Banning aid groups, in Al-Shabaab’s interest or the Somali people?
By Harar24′s Editorial Team
It’s been a little over two years since Al-Shabaab began banning most aid agencies operating in the regions and areas they controlled. Several reasons were given and different explanations were cited by Al-Shabaab. Others warned and said that there would be food shortage and that these actions were bound to starve the victims of the then-famine. After two years what has changed? Has the famine returned? And how are the people coping?
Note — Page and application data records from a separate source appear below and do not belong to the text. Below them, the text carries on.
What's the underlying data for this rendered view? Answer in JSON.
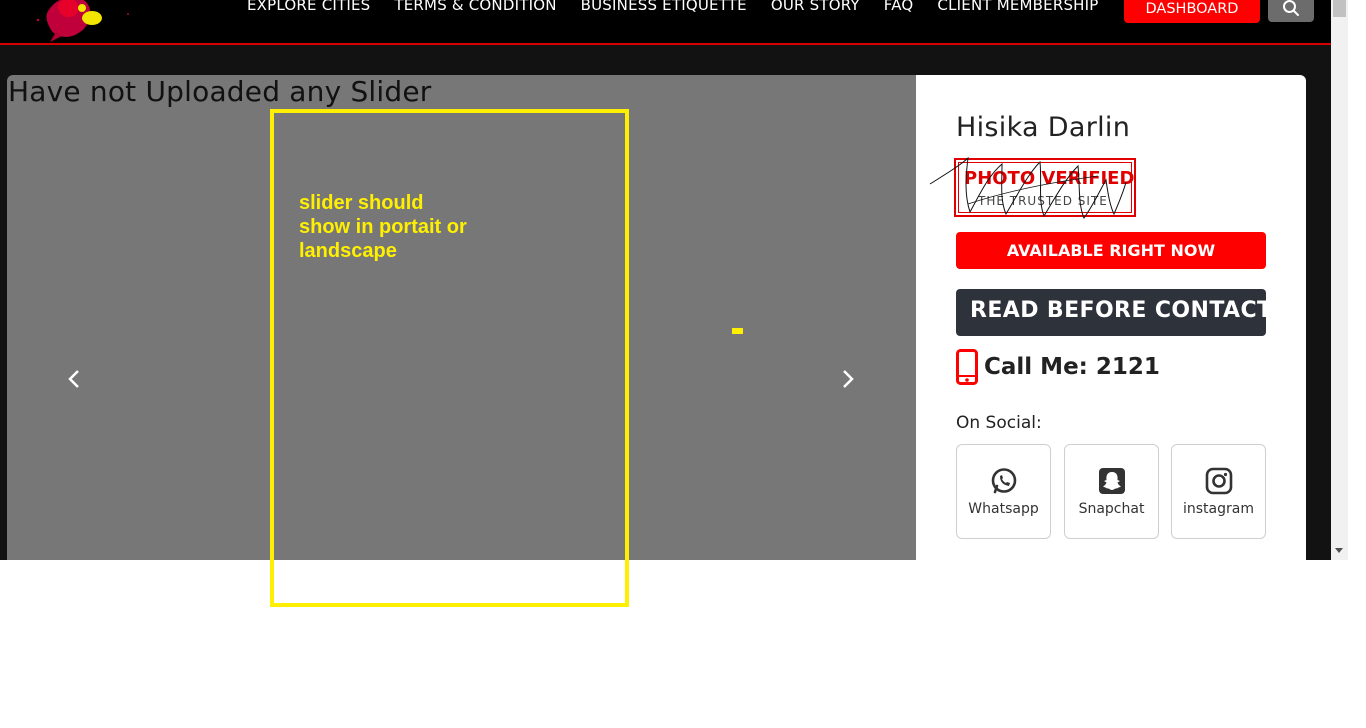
{
  "nav": {
    "items": [
      "EXPLORE CITIES",
      "TERMS & CONDITION",
      "BUSINESS ETIQUETTE",
      "OUR STORY",
      "FAQ",
      "CLIENT MEMBERSHIP"
    ],
    "dashboard_label": "DASHBOARD",
    "search_icon": "search-icon"
  },
  "slider": {
    "heading": "Have not Uploaded any Slider",
    "prev_icon": "chevron-left-icon",
    "next_icon": "chevron-right-icon"
  },
  "profile": {
    "name": "Hisika Darlin",
    "verified_title": "PHOTO VERIFIED",
    "verified_sub": "THE TRUSTED SITE",
    "available_label": "AVAILABLE RIGHT NOW",
    "read_label": "READ BEFORE CONTACTING",
    "call_label": "Call Me: 2121",
    "social_label": "On Social:",
    "socials": [
      {
        "label": "Whatsapp",
        "icon": "whatsapp-icon"
      },
      {
        "label": "Snapchat",
        "icon": "snapchat-icon"
      },
      {
        "label": "instagram",
        "icon": "instagram-icon"
      }
    ]
  },
  "annotation": {
    "note": "slider should\nshow in portait or\nlandscape"
  },
  "colors": {
    "brand_red": "#ff0000",
    "nav_bg": "#000000",
    "slider_bg": "#777777",
    "annotation_yellow": "#ffef00",
    "read_btn_bg": "#2e323a"
  }
}
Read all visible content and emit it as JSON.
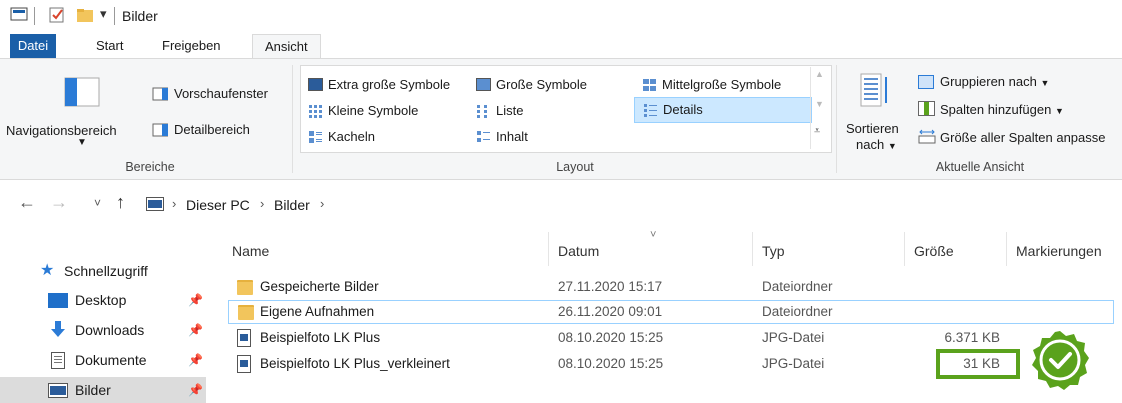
{
  "window": {
    "title": "Bilder"
  },
  "tabs": [
    {
      "label": "Datei"
    },
    {
      "label": "Start"
    },
    {
      "label": "Freigeben"
    },
    {
      "label": "Ansicht"
    }
  ],
  "ribbon": {
    "bereiche": {
      "navigationsbereich": "Navigationsbereich",
      "vorschaufenster": "Vorschaufenster",
      "detailbereich": "Detailbereich",
      "label": "Bereiche"
    },
    "layout": {
      "items": [
        "Extra große Symbole",
        "Große Symbole",
        "Mittelgroße Symbole",
        "Kleine Symbole",
        "Liste",
        "Details",
        "Kacheln",
        "Inhalt"
      ],
      "selected": "Details",
      "label": "Layout"
    },
    "aktuelle_ansicht": {
      "sortieren_1": "Sortieren",
      "sortieren_2": "nach",
      "gruppieren": "Gruppieren nach",
      "spalten_hinzufuegen": "Spalten hinzufügen",
      "groesse_spalten": "Größe aller Spalten anpasse",
      "label": "Aktuelle Ansicht"
    }
  },
  "address": {
    "crumbs": [
      "Dieser PC",
      "Bilder"
    ]
  },
  "nav_pane": {
    "quick_access": "Schnellzugriff",
    "items": [
      {
        "label": "Desktop"
      },
      {
        "label": "Downloads"
      },
      {
        "label": "Dokumente"
      },
      {
        "label": "Bilder"
      }
    ]
  },
  "columns": {
    "name": "Name",
    "datum": "Datum",
    "typ": "Typ",
    "groesse": "Größe",
    "markierungen": "Markierungen"
  },
  "files": [
    {
      "name": "Gespeicherte Bilder",
      "date": "27.11.2020 15:17",
      "type": "Dateiordner",
      "size": "",
      "kind": "folder"
    },
    {
      "name": "Eigene Aufnahmen",
      "date": "26.11.2020 09:01",
      "type": "Dateiordner",
      "size": "",
      "kind": "folder"
    },
    {
      "name": "Beispielfoto LK Plus",
      "date": "08.10.2020 15:25",
      "type": "JPG-Datei",
      "size": "6.371 KB",
      "kind": "jpg"
    },
    {
      "name": "Beispielfoto LK Plus_verkleinert",
      "date": "08.10.2020 15:25",
      "type": "JPG-Datei",
      "size": "31 KB",
      "kind": "jpg"
    }
  ],
  "colors": {
    "accent": "#1a5fa8",
    "highlight": "#5aa21c",
    "selected_row": "#cce8ff"
  }
}
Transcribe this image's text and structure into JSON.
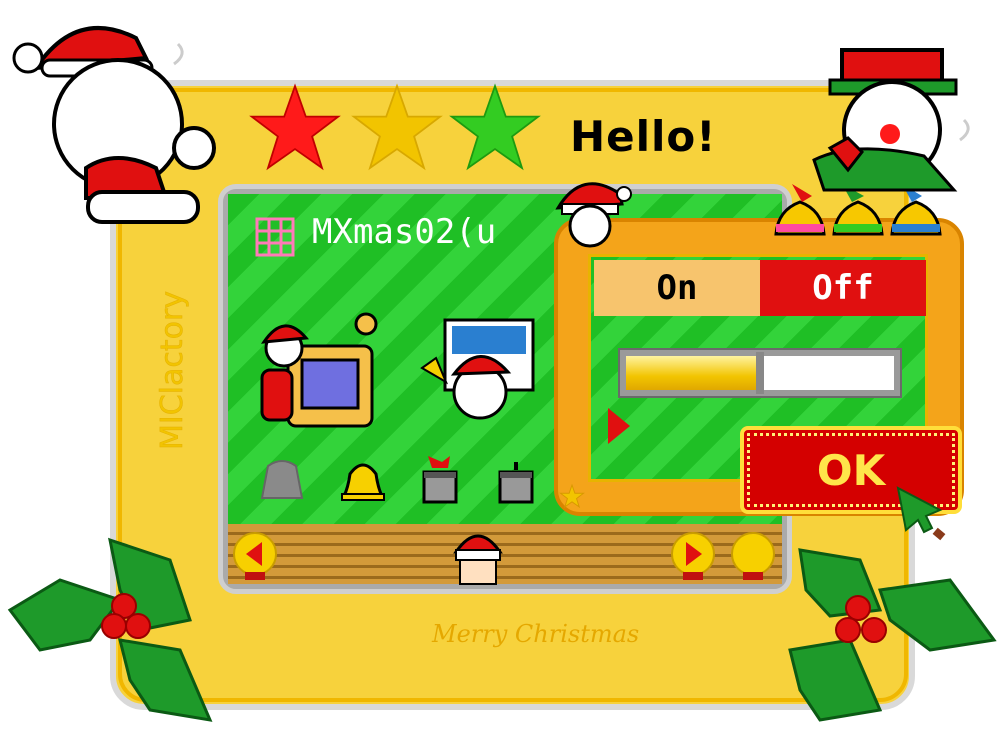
{
  "window": {
    "title": "Hello!",
    "side_label": "MIClactory",
    "bottom_signature": "Merry Christmas"
  },
  "screen": {
    "window_title": "MXmas02(u",
    "desktop_icons": [
      "santa-mac-icon",
      "santa-window-icon",
      "trash-icon",
      "bell-icon",
      "gift-box-icon",
      "trash-can-icon"
    ]
  },
  "dock": {
    "left_arrow": "◀",
    "right_arrow": "▶"
  },
  "popup": {
    "toggle": {
      "on_label": "On",
      "off_label": "Off",
      "selected": "Off"
    },
    "slider": {
      "value_fraction": 0.5
    },
    "ok_label": "OK"
  },
  "colors": {
    "frame": "#f7d23c",
    "desktop_green": "#1fbf25",
    "popup_orange": "#f4a41a",
    "off_red": "#e01010",
    "ok_red": "#d40000",
    "star_colors": [
      "#ff1a1a",
      "#f2c400",
      "#33cc22"
    ]
  }
}
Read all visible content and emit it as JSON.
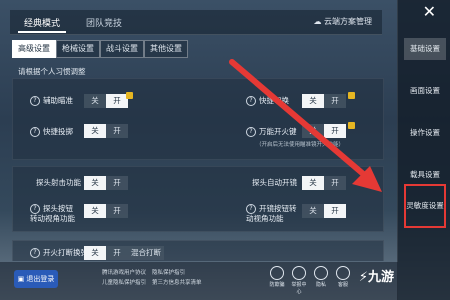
{
  "tabs": [
    "经典模式",
    "团队竞技"
  ],
  "cloud_label": "云端方案管理",
  "subtabs": [
    "高级设置",
    "枪械设置",
    "战斗设置",
    "其他设置"
  ],
  "hint": "请根据个人习惯调整",
  "settings": {
    "aim_assist": {
      "label": "辅助瞄准",
      "off": "关",
      "on": "开"
    },
    "quick_throw": {
      "label": "快捷投掷",
      "off": "关",
      "on": "开"
    },
    "quick_switch": {
      "label": "快捷切换",
      "off": "关",
      "on": "开"
    },
    "universal_fire": {
      "label": "万能开火键",
      "off": "关",
      "on": "开",
      "note": "（开启后无法使用瞄准镜开火功能）"
    },
    "peek_fire": {
      "label": "探头射击功能",
      "off": "关",
      "on": "开"
    },
    "auto_open_door": {
      "label": "探头自动开镜",
      "off": "关",
      "on": "开"
    },
    "peek_drag": {
      "label": "探头按钮转动视角功能",
      "off": "关",
      "on": "开"
    },
    "fire_drag": {
      "label": "开镜按钮转动视角功能",
      "off": "关",
      "on": "开"
    },
    "partial": {
      "label": "开火打断换弹",
      "off": "关",
      "on": "开",
      "extra": "混合打断"
    }
  },
  "right_menu": [
    "基础设置",
    "画面设置",
    "操作设置",
    "载具设置",
    "灵敏度设置"
  ],
  "close_label": "✕",
  "logout": "退出登录",
  "links": [
    "腾讯游戏用户协议",
    "隐私保护指引",
    "儿童隐私保护指引",
    "第三方信息共享清单"
  ],
  "bottom_icons": [
    "防欺骗",
    "举报中心",
    "隐私",
    "客服"
  ],
  "logo": "九游",
  "colors": {
    "highlight": "#e53935",
    "accent": "#2a5bb8"
  }
}
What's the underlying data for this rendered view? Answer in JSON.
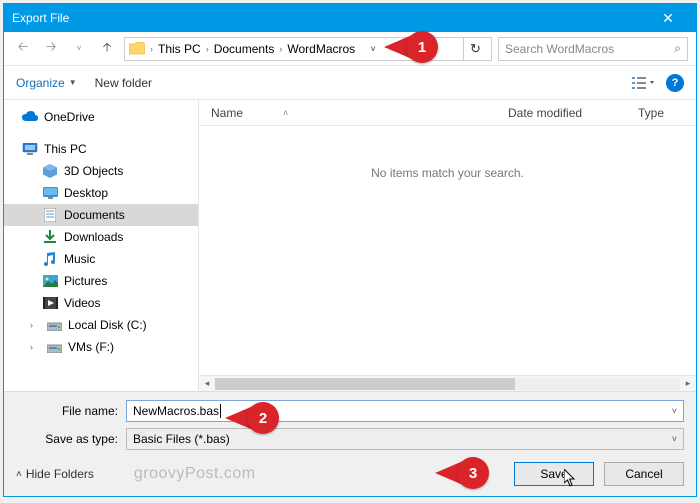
{
  "window": {
    "title": "Export File"
  },
  "breadcrumb": {
    "pc": "This PC",
    "docs": "Documents",
    "folder": "WordMacros"
  },
  "search": {
    "placeholder": "Search WordMacros"
  },
  "toolbar": {
    "organize": "Organize",
    "newfolder": "New folder"
  },
  "tree": {
    "onedrive": "OneDrive",
    "thispc": "This PC",
    "objects3d": "3D Objects",
    "desktop": "Desktop",
    "documents": "Documents",
    "downloads": "Downloads",
    "music": "Music",
    "pictures": "Pictures",
    "videos": "Videos",
    "localdisk": "Local Disk (C:)",
    "vms": "VMs (F:)"
  },
  "columns": {
    "name": "Name",
    "date": "Date modified",
    "type": "Type"
  },
  "emptymsg": "No items match your search.",
  "fields": {
    "filename_label": "File name:",
    "filename_value": "NewMacros.bas",
    "saveas_label": "Save as type:",
    "saveas_value": "Basic Files (*.bas)"
  },
  "buttons": {
    "hidefolders": "Hide Folders",
    "save": "Save",
    "cancel": "Cancel"
  },
  "watermark": "groovyPost.com",
  "callouts": {
    "one": "1",
    "two": "2",
    "three": "3"
  }
}
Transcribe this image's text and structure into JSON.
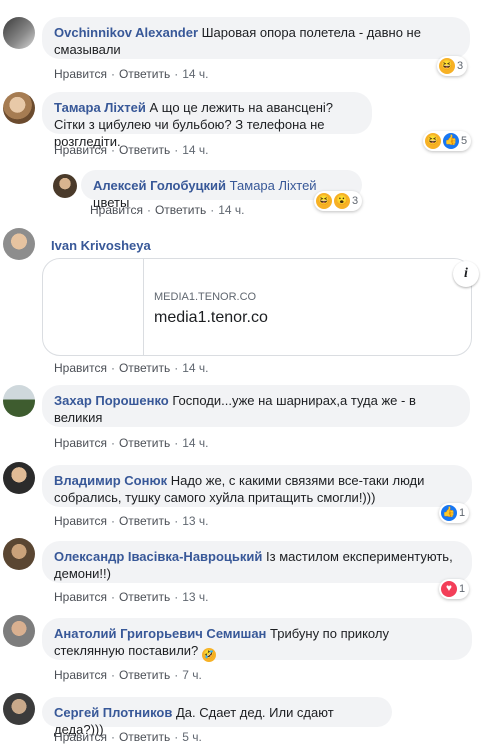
{
  "actions": {
    "like": "Нравится",
    "reply": "Ответить",
    "sep": "·"
  },
  "comments": [
    {
      "author": "Ovchinnikov Alexander",
      "text": "Шаровая опора полетела - давно не смазывали",
      "time": "14 ч.",
      "reactions": {
        "icons": [
          "haha"
        ],
        "count": "3"
      }
    },
    {
      "author": "Тамара Ліхтей",
      "text": "А що це лежить на авансцені? Сітки з цибулею чи бульбою? З телефона не розгледіти.",
      "time": "14 ч.",
      "reactions": {
        "icons": [
          "haha",
          "like"
        ],
        "count": "5"
      }
    },
    {
      "author": "Алексей Голобуцкий",
      "mention": "Тамара Ліхтей",
      "text": "цветы",
      "time": "14 ч.",
      "reactions": {
        "icons": [
          "haha",
          "wow"
        ],
        "count": "3"
      }
    },
    {
      "author": "Ivan Krivosheya",
      "time": "14 ч.",
      "link": {
        "domain": "MEDIA1.TENOR.CO",
        "title": "media1.tenor.co"
      }
    },
    {
      "author": "Захар Порошенко",
      "text": "Господи...уже на шарнирах,а туда же - в великия",
      "time": "14 ч."
    },
    {
      "author": "Владимир Сонюк",
      "text": "Надо же, с какими связями все-таки люди собрались, тушку самого хуйла притащить смогли!)))",
      "time": "13 ч.",
      "reactions": {
        "icons": [
          "like"
        ],
        "count": "1"
      }
    },
    {
      "author": "Олександр Івасівка-Навроцький",
      "text": "Із мастилом експериментують, демони!!)",
      "time": "13 ч.",
      "reactions": {
        "icons": [
          "love"
        ],
        "count": "1"
      }
    },
    {
      "author": "Анатолий Григорьевич Семишан",
      "text": "Трибуну по приколу стеклянную поставили?",
      "time": "7 ч."
    },
    {
      "author": "Сергей Плотников",
      "text": "Да. Сдает дед. Или сдают деда?)))",
      "time": "5 ч."
    }
  ]
}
In order to correspond and communicate with aid organizations Al-Shabaab set up what they called “OSAFA”, “Office for Supervising the Affairs of Foreign Agencies”. Naturally Al-Shabaab laid down guidelines & regulations for aid organizations to abide by and follow. So where did it all go wrong? Well, to begin with Al-Shabaab accused the majority of agencies and organizations of bringing expired food and labeled it “unfit for human consumption”. Secondly, which is what’s really interesting, was that Al-Shabaab was claiming that these aid agencies and organizations had hidden motives and agendas, which they claimed was to prevent Somalia and Somalis from being self sufficient, to constantly rely on aid from the outside world and to prevent the economy from improving. A classic example; a farmer would be planting and tending to his crops until harvesting season arrives, only to find that nobody is willing to buy from him, because everybody is busy getting aid from agencies and organizations. Thus, the farmer would give up his job and abandon his farm, nobody works, no produce, no economy and the vicious cycle would continue.
To see what Somalia is capable of producing and bringing forth one only has to look at the lush farmlands in, Jamame, Jilib, Kamsuma, Afgoye, Marerey and many other cities and regions in Somalia. An abundance of different produces can be found including, mangoes, a variety of bananas, coconuts, sugarcanes, papaya, corn, potatoes, tomatoes, onions and much more. It’s a well-known fact that Somalia had a history of being self sufficient, but what changed? As mentioned before, one of the reasons was the dependency on handouts and relief. Another important factor that prevented the land from being cultivated was the lack of security. As the country became engulfed in civil war and anarchy, warlords took control of different pockets of land where they extorted people, oppressed them and often killed them for the most minute of things. As much as people hate to admit it the Al-Shabaab movement did bring a relevant element of peace and stability to the large swathes of land they controlled. This encouraged farmers to return to their farmlands, cultivate them and tend to them, however hope was lost and morale plummeted after being unable to make any profit and seeing their crops go to waste time after time, due to the population having been accustomed to receiving aid. This in a nutshell can be said is why Al-Shabaab banned aid agencies and saw it as a necessity if Somalia’s economy was to be improved.
To see if the ban had the desired effects or adverse effects on the agricultural industry we decided to travel down south, to the fertile and green land of the Jubba regions. It’s an astonishing sight, the vegetation is lush, the greenery is astounding and the more south you head, the greener it gets.
In Bu’ale, around 150 kilometers north of Kismayo, we met Ali Ahmed Dahir, a clan elder who also is a farmer himself, we asked him about the situation, the farming and the effects of the ban on aid. “We have everything here, mangos, bananas, papaya, lemons, you name it. The land and the soil are very fertile and we use irrigation to have water reach our farms. We used to use engines before to pump the water from the river to the farms, but now we use irrigation. The majority of people are taking farming as a profession and many are returning to their profession, because they’ve seen the results and the amounts of money to be made.” he said with a freshly picked mango in his hand. “The people have realized the results of farming and what these lands can produce. But that’s mainly due to two things, the security that has been established and the expulsion of these aid agencies. What they were doing is well known, it was a form of colonialism, a psychological warfare to morally break you. Now we are dependent on no one and fear none”.
It seemed as if the whole town agreed with his view, wherever we went we received the same replies and answers. “I don’t have a farm or a piece of land, but I can tell you its safe and secure here, you can even walk at night. The agricultural business is booming so much, I’m saving up and planning on buying a plot of land.” one of the local townsmen Muse Aweys told us.
The produce from these farms are transported to different areas in Somalia and unlike before, the crops and products are actually being sold and bought in Somali markets. The Shabelle & Jubba rivers flow through many areas of Somalia making the area surrounding it very fertile. Even in the Hiran region where you’d maybe expect more herders than farmers, you still have very fertile farmlands bearing fruits like mango.
A recent article by FAO Somalia, claimed that it was due to their help that Somali farmers have been successful since the 2011 drought, but, it’s a well-known fact that Al-Shabaab don’t permit FAO and other similar organizations to operate in their areas, so to what or who can the success of the farmers in those areas be attributed to?
Going back to our initial questions, there is no famine nor does there seem to be any famine soon. The people and the farmers in particular seems to be doing fine, are well off, independent and self sufficient. We can only see things turning out better for the future of Somalia and Somalis.
So banning aid, was it in the interest of Al-Shabaab, or the Somali people?